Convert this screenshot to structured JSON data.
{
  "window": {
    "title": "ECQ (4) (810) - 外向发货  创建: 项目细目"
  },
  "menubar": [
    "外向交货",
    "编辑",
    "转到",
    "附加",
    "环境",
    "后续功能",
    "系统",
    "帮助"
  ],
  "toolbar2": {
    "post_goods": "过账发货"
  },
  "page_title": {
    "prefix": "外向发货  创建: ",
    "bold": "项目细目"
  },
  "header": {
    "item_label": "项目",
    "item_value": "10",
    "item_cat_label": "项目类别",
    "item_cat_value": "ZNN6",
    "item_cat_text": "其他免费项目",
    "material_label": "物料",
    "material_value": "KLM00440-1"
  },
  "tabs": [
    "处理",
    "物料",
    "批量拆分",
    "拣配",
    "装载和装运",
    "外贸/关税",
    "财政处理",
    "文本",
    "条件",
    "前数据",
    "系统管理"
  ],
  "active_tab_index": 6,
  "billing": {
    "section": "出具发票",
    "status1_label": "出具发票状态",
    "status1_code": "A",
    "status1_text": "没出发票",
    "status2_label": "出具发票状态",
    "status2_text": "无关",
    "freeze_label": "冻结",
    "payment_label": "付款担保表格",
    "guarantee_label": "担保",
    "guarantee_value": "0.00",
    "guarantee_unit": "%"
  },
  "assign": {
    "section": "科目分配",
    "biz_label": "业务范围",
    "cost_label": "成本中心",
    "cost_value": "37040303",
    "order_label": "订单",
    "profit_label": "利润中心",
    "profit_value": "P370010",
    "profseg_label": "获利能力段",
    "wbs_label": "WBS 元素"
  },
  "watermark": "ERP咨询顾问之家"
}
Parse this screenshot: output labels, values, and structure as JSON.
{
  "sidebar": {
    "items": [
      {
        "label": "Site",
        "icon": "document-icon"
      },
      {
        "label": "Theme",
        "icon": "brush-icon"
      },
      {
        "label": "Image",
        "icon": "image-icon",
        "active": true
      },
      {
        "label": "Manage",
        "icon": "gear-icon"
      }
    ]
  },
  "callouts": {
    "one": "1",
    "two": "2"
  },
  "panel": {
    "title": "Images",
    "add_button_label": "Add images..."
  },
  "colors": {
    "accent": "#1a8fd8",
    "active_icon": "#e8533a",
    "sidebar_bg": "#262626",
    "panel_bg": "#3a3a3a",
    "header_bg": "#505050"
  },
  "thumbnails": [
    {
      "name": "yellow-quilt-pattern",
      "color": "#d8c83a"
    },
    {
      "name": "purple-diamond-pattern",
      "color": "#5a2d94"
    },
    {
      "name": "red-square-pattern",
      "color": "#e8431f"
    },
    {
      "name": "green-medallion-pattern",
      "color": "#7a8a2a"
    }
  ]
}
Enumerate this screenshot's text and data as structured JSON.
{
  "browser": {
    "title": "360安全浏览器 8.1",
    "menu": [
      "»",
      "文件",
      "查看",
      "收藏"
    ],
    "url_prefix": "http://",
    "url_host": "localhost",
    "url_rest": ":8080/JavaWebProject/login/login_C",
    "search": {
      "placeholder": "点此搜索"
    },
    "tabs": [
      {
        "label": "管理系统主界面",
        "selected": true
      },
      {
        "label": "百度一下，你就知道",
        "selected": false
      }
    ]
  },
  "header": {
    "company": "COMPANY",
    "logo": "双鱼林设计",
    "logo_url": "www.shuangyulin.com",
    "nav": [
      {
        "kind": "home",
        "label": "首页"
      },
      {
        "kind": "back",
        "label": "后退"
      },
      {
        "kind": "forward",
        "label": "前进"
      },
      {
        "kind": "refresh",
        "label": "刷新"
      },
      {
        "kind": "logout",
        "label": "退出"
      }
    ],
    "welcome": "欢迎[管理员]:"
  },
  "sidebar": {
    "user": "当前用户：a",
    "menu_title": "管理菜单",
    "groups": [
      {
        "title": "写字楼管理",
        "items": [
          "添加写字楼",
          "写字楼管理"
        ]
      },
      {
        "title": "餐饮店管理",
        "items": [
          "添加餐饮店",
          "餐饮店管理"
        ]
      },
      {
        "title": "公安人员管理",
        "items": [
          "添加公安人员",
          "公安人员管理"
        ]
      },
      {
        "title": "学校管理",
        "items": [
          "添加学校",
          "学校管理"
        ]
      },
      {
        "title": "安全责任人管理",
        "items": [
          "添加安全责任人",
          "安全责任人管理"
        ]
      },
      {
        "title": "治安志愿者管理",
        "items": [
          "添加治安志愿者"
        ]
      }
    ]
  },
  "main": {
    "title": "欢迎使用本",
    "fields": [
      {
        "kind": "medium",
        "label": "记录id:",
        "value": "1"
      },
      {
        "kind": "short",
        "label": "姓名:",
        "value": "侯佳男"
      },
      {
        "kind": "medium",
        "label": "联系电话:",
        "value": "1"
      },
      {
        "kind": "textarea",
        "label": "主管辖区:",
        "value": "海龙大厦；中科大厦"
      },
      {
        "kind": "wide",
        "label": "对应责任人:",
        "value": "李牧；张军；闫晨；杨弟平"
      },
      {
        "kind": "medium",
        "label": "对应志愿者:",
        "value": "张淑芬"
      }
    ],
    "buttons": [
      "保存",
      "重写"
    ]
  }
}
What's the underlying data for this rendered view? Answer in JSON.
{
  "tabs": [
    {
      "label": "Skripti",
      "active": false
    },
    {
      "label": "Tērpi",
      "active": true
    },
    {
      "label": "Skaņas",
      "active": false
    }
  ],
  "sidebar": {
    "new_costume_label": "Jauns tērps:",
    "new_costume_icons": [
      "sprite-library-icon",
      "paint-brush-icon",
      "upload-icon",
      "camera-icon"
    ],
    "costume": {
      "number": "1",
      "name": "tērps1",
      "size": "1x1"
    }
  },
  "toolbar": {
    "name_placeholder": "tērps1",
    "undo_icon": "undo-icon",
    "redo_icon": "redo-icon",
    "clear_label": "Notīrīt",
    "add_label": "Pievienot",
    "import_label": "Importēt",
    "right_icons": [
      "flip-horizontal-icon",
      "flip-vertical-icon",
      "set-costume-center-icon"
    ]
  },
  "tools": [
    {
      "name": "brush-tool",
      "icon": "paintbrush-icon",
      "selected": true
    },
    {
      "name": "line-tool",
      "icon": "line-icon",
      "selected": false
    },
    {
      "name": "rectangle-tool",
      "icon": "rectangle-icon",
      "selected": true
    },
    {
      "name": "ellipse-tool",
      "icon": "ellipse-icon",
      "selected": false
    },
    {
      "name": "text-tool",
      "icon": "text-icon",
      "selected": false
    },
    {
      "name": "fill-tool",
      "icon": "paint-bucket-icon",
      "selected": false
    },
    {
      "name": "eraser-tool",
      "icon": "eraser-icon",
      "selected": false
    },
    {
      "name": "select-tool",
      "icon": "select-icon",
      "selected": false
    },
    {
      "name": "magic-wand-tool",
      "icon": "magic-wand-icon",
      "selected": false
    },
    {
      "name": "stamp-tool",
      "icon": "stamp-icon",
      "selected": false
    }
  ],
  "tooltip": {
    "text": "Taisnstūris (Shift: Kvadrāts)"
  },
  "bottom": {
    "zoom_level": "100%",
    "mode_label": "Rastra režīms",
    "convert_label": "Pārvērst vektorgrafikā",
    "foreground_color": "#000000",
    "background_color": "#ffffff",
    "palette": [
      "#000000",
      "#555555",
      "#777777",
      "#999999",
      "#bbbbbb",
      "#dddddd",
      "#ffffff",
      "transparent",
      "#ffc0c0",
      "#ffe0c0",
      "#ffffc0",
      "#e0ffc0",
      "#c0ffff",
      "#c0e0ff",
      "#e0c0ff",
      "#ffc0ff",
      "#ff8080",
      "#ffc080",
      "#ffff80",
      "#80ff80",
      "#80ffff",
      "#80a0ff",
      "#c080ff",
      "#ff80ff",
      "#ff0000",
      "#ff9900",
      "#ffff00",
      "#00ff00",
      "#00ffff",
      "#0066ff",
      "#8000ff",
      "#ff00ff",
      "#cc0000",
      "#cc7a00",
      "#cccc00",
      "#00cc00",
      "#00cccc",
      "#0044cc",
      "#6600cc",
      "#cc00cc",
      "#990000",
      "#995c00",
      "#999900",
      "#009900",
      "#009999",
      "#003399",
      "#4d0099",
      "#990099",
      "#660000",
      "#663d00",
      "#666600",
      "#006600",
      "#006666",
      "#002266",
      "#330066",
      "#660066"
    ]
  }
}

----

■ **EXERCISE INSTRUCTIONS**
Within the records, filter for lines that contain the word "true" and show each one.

■ **ANSWER FOR THE TASK**
        "active": true
        "selected": true
      "active": true
      "selected": true
      "selected": true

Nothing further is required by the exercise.